At first I was shocked that there were so many attractive girls on dating sites. My first thoughts were “look at them…how could they ALL be single?” It’s obvious how short-sighted that notion was: attraction requires more than just looks.
Many of the gorgeous women online can have free dinners every day of the week – and some do – yet they still haven’t found the right guy. They didn’t find the right fit, that mutual attraction, or a number of other possible reasons.
CONVERSELY, if you go out enough, you’ll find that there are lots of people who want to date you…but you want nothing to do with them. In this sense, being single is a choice.
This hypothetical may once and for all cure any notions that being single is the problem:
[su_quote]What if, in some fucked-up alternate universe, you HAD to be with someone? In this universe you would be stuck with whoever is assigned to you and that’s it. (I guess some people might call that arranged marriage.)[/su_quote]
Now that we’ve established that being single is a choice, not a problem, we can begin to explore the core underlying issues:
how do I figure out what I want in a relationship? What do I need to work on to become a more attractive person? What can I do to meet that special someone?

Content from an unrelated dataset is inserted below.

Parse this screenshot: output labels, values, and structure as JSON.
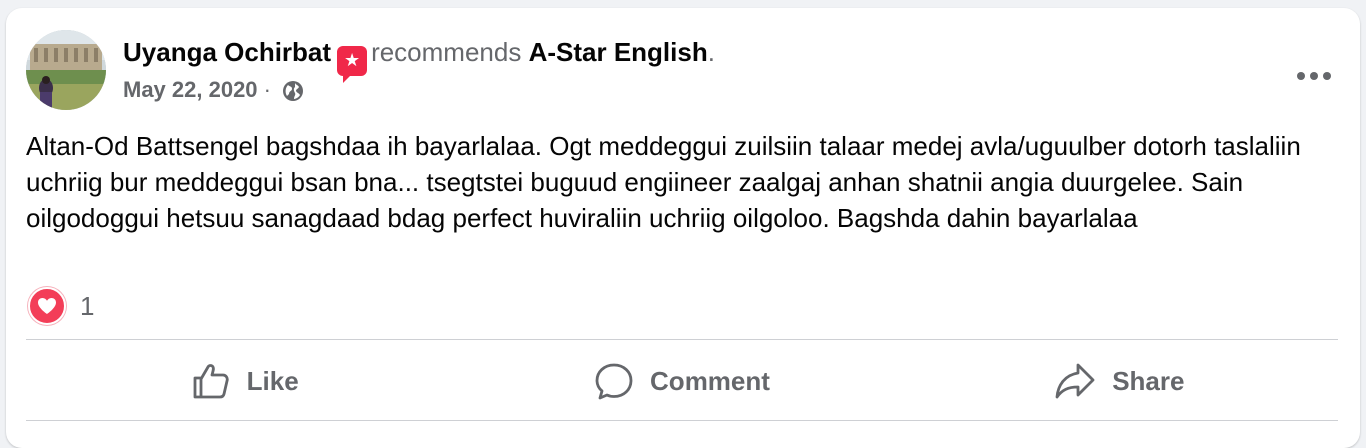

These are all questions I’m working to answer…to be among the first to get notified of pending works like Slow Dating, an Unconventional Guide to Finding What You Want and more, subscribe with your email below.